Small builders remain resilient despite significant headwinds – according to the latest Federation of Master Builders’ (FMB) State of Trade Survey – says Brian Berry from the FMB.
The construction industry’s small and medium-sized (SME) firms remained resilient in the final three months of 2018. The Federation of Master Builders’ (FMB) State of Trade Survey recorded rising workloads and this presents 23 consecutive quarters of growth.
There is little room for complacency though, as this latest snapshot also presented many hurdles that construction SMEs will have to overcome.
During the next six months, costs are expected to rise even further for small building firms. Nearly 90% of builders believe that material prices will rise and this, coupled with the fact that two-thirds of firms are expecting wages and salaries to rise as a result of the chronic skills crisis, will put enormous pressure on the industry.
Access to finance
In these politically uncertain times, more than 40 per cent of builders have detected signs of weakening in the housing market in the past three months. For SME house builders, this poses a serious problem. What’s more, one in five builders have had projects stalled in the last three months due to delays or refusals in accessing finance from the banks.
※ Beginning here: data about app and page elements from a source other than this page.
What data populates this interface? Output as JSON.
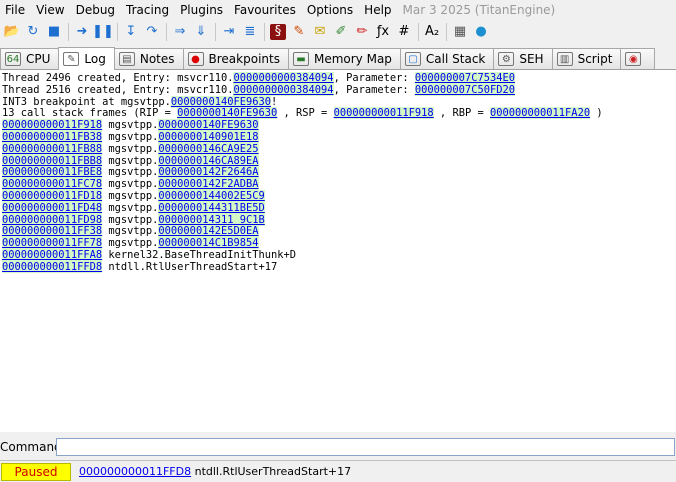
{
  "menu": {
    "items": [
      "File",
      "View",
      "Debug",
      "Tracing",
      "Plugins",
      "Favourites",
      "Options",
      "Help"
    ],
    "build_info": "Mar 3 2025 (TitanEngine)"
  },
  "toolbar": {
    "icons": [
      {
        "name": "open-icon",
        "glyph": "📂",
        "color": "#d8a000"
      },
      {
        "name": "restart-icon",
        "glyph": "↻",
        "color": "#1e6fd0"
      },
      {
        "name": "close-icon",
        "glyph": "■",
        "color": "#1e6fd0"
      },
      {
        "name": "sep1",
        "sep": true
      },
      {
        "name": "run-icon",
        "glyph": "➜",
        "color": "#1e6fd0"
      },
      {
        "name": "pause-icon",
        "glyph": "❚❚",
        "color": "#1e6fd0"
      },
      {
        "name": "sep2",
        "sep": true
      },
      {
        "name": "step-into-icon",
        "glyph": "↧",
        "color": "#1e6fd0"
      },
      {
        "name": "step-over-icon",
        "glyph": "↷",
        "color": "#1e6fd0"
      },
      {
        "name": "sep3",
        "sep": true
      },
      {
        "name": "trace-into-icon",
        "glyph": "⇒",
        "color": "#1e6fd0"
      },
      {
        "name": "trace-over-icon",
        "glyph": "⇓",
        "color": "#1e6fd0"
      },
      {
        "name": "sep4",
        "sep": true
      },
      {
        "name": "run-to-user-code-icon",
        "glyph": "⇥",
        "color": "#1e6fd0"
      },
      {
        "name": "animate-icon",
        "glyph": "≣",
        "color": "#1e6fd0"
      },
      {
        "name": "sep5",
        "sep": true
      },
      {
        "name": "scylla-icon",
        "glyph": "§",
        "color": "#ffffff",
        "bg": "#8b1010"
      },
      {
        "name": "patch-icon",
        "glyph": "✎",
        "color": "#d04a00"
      },
      {
        "name": "comments-icon",
        "glyph": "✉",
        "color": "#c8a000"
      },
      {
        "name": "labels-icon",
        "glyph": "✐",
        "color": "#3a8a3a"
      },
      {
        "name": "bookmarks-icon",
        "glyph": "✏",
        "color": "#d02020"
      },
      {
        "name": "functions-icon",
        "glyph": "ƒx",
        "color": "#000000"
      },
      {
        "name": "hash-icon",
        "glyph": "#",
        "color": "#000000"
      },
      {
        "name": "sep6",
        "sep": true
      },
      {
        "name": "strings-icon",
        "glyph": "A₂",
        "color": "#000000"
      },
      {
        "name": "sep7",
        "sep": true
      },
      {
        "name": "calculator-icon",
        "glyph": "▦",
        "color": "#555555"
      },
      {
        "name": "globe-icon",
        "glyph": "●",
        "color": "#1e8fd0"
      }
    ]
  },
  "tabs": [
    {
      "name": "tab-cpu",
      "label": "CPU",
      "icon": "cpu-icon",
      "glyph": "64",
      "color": "#2a7a2a",
      "active": false
    },
    {
      "name": "tab-log",
      "label": "Log",
      "icon": "log-icon",
      "glyph": "✎",
      "color": "#555",
      "active": true
    },
    {
      "name": "tab-notes",
      "label": "Notes",
      "icon": "notes-icon",
      "glyph": "▤",
      "color": "#555",
      "active": false
    },
    {
      "name": "tab-breakpoints",
      "label": "Breakpoints",
      "icon": "breakpoint-icon",
      "glyph": "●",
      "color": "#dd0000",
      "active": false
    },
    {
      "name": "tab-memory-map",
      "label": "Memory Map",
      "icon": "memory-map-icon",
      "glyph": "▬",
      "color": "#2a7a2a",
      "active": false
    },
    {
      "name": "tab-call-stack",
      "label": "Call Stack",
      "icon": "call-stack-icon",
      "glyph": "▢",
      "color": "#1e6fd0",
      "active": false
    },
    {
      "name": "tab-seh",
      "label": "SEH",
      "icon": "seh-icon",
      "glyph": "⚙",
      "color": "#555",
      "active": false
    },
    {
      "name": "tab-script",
      "label": "Script",
      "icon": "script-icon",
      "glyph": "▥",
      "color": "#555",
      "active": false
    },
    {
      "name": "tab-symbols",
      "label": "",
      "icon": "symbols-icon",
      "glyph": "◉",
      "color": "#cc2020",
      "active": false
    }
  ],
  "log": {
    "lines": [
      [
        {
          "t": "Thread 2496 created, Entry: msvcr110."
        },
        {
          "t": "0000000000384094",
          "link": true
        },
        {
          "t": ", Parameter: "
        },
        {
          "t": "000000007C7534E0",
          "link": true
        }
      ],
      [
        {
          "t": "Thread 2516 created, Entry: msvcr110."
        },
        {
          "t": "0000000000384094",
          "link": true
        },
        {
          "t": ", Parameter: "
        },
        {
          "t": "000000007C50FD20",
          "link": true
        }
      ],
      [
        {
          "t": "INT3 breakpoint at mgsvtpp."
        },
        {
          "t": "0000000140FE9630",
          "link": true
        },
        {
          "t": "!"
        }
      ],
      [
        {
          "t": "13 call stack frames (RIP = "
        },
        {
          "t": "0000000140FE9630",
          "link": true
        },
        {
          "t": " , RSP = "
        },
        {
          "t": "000000000011F918",
          "link": true
        },
        {
          "t": " , RBP = "
        },
        {
          "t": "000000000011FA20",
          "link": true
        },
        {
          "t": " )"
        }
      ],
      [
        {
          "t": "000000000011F918",
          "link": true
        },
        {
          "t": " mgsvtpp."
        },
        {
          "t": "0000000140FE9630",
          "link": true
        }
      ],
      [
        {
          "t": "000000000011FB38",
          "link": true
        },
        {
          "t": " mgsvtpp."
        },
        {
          "t": "0000000140901E18",
          "link": true
        }
      ],
      [
        {
          "t": "000000000011FB88",
          "link": true
        },
        {
          "t": " mgsvtpp."
        },
        {
          "t": "0000000146CA9E25",
          "link": true
        }
      ],
      [
        {
          "t": "000000000011FBB8",
          "link": true
        },
        {
          "t": " mgsvtpp."
        },
        {
          "t": "0000000146CA89EA",
          "link": true
        }
      ],
      [
        {
          "t": "000000000011FBE8",
          "link": true
        },
        {
          "t": " mgsvtpp."
        },
        {
          "t": "0000000142F2646A",
          "link": true
        }
      ],
      [
        {
          "t": "000000000011FC78",
          "link": true
        },
        {
          "t": " mgsvtpp."
        },
        {
          "t": "0000000142F2ADBA",
          "link": true
        }
      ],
      [
        {
          "t": "000000000011FD18",
          "link": true
        },
        {
          "t": " mgsvtpp."
        },
        {
          "t": "0000000144002E5C9",
          "link": true
        }
      ],
      [
        {
          "t": "000000000011FD48",
          "link": true
        },
        {
          "t": " mgsvtpp."
        },
        {
          "t": "0000000144311BE5D",
          "link": true
        }
      ],
      [
        {
          "t": "000000000011FD98",
          "link": true
        },
        {
          "t": " mgsvtpp."
        },
        {
          "t": "000000014311 9C1B",
          "link": true
        }
      ],
      [
        {
          "t": "000000000011FF38",
          "link": true
        },
        {
          "t": " mgsvtpp."
        },
        {
          "t": "0000000142E5D0EA",
          "link": true
        }
      ],
      [
        {
          "t": "000000000011FF78",
          "link": true
        },
        {
          "t": " mgsvtpp."
        },
        {
          "t": "000000014C1B9854",
          "link": true
        }
      ],
      [
        {
          "t": "000000000011FFA8",
          "link": true
        },
        {
          "t": " kernel32.BaseThreadInitThunk+D"
        }
      ],
      [
        {
          "t": "000000000011FFD8",
          "link": true
        },
        {
          "t": " ntdll.RtlUserThreadStart+17"
        }
      ]
    ]
  },
  "command": {
    "label": "Command:",
    "value": ""
  },
  "status": {
    "state": "Paused",
    "address": "000000000011FFD8",
    "symbol": " ntdll.RtlUserThreadStart+17"
  }
}
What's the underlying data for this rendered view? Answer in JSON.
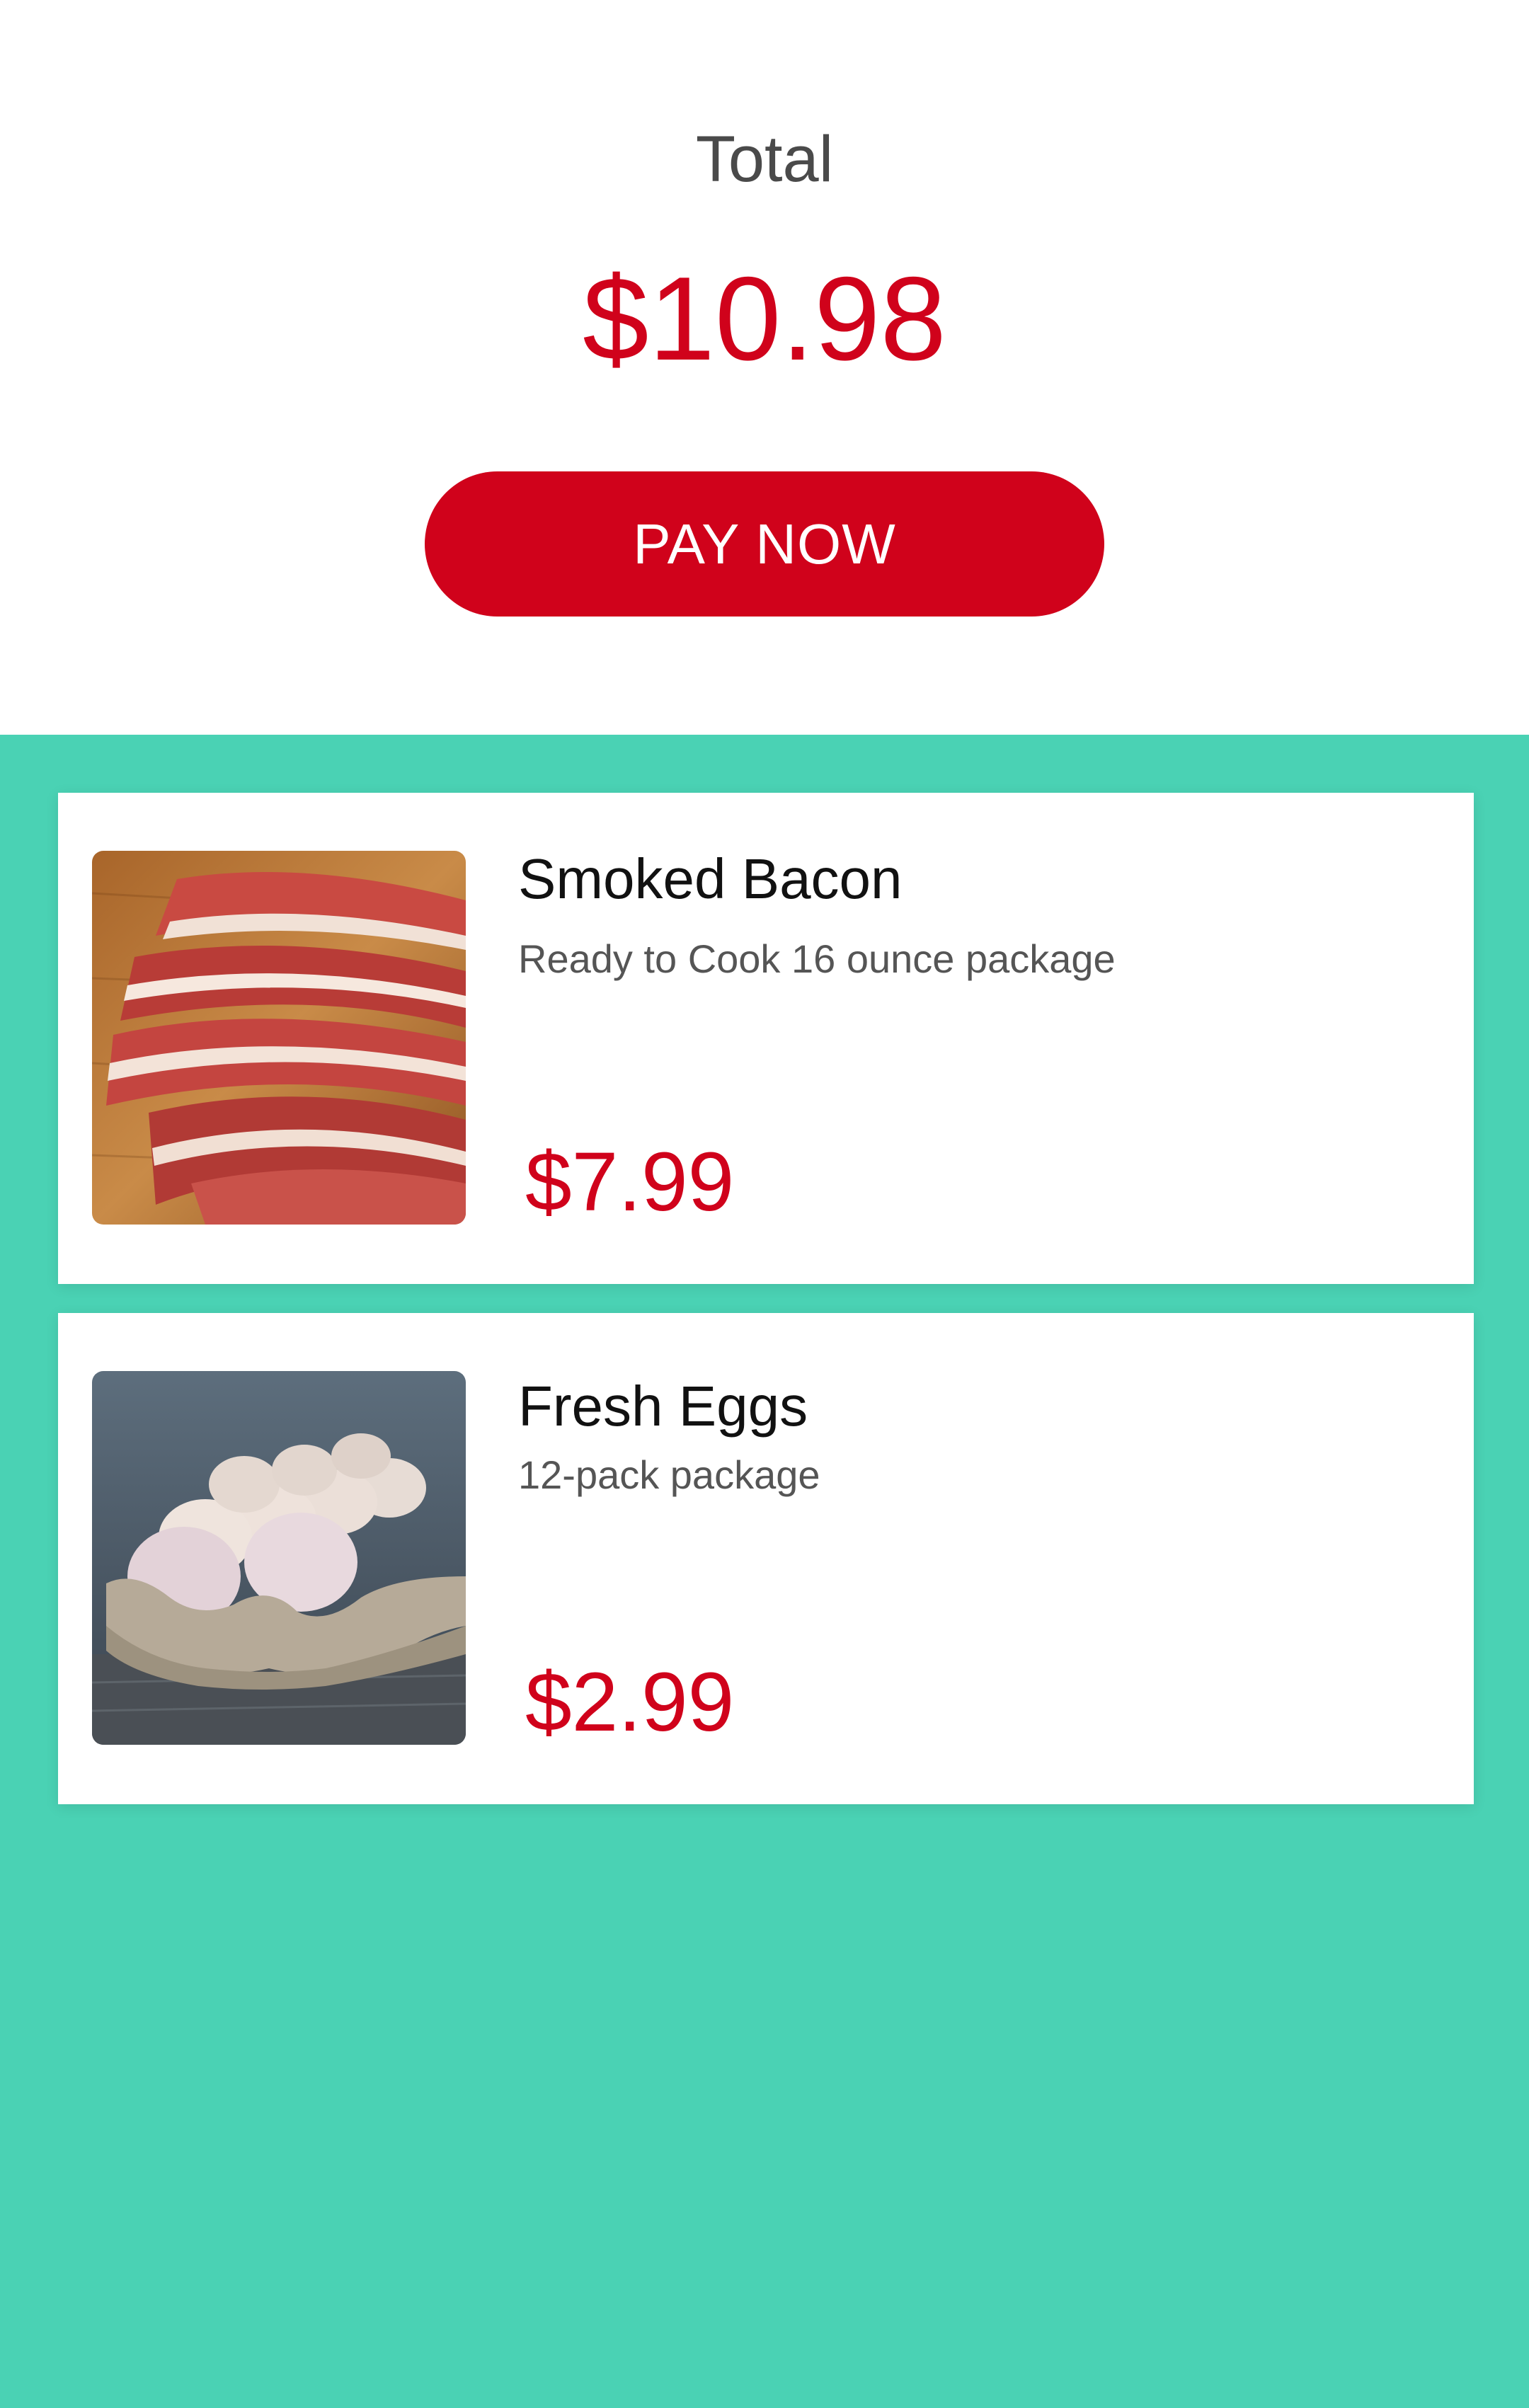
{
  "summary": {
    "total_label": "Total",
    "total_amount": "$10.98",
    "pay_button_label": "PAY NOW"
  },
  "items": [
    {
      "title": "Smoked Bacon",
      "description": "Ready to Cook 16 ounce package",
      "price": "$7.99",
      "image": "bacon-photo"
    },
    {
      "title": "Fresh Eggs",
      "description": "12-pack package",
      "price": "$2.99",
      "image": "eggs-photo"
    }
  ],
  "colors": {
    "accent": "#d0021b",
    "background": "#4ad2b4",
    "card": "#ffffff"
  }
}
This begs the question, what can the Government do to help? Well, the construction industry needs much more certainty and that means ensuring that the UK does not leave the EU without a deal in place. It also means getting us to that position sooner rather than later and not waiting until the eleventh hour at the end of March to agree something. It also means listening to the very real concerns of business in relation to the Immigration White Paper. We need a post-Brexit immigration system that powers business growth rather than destroys it.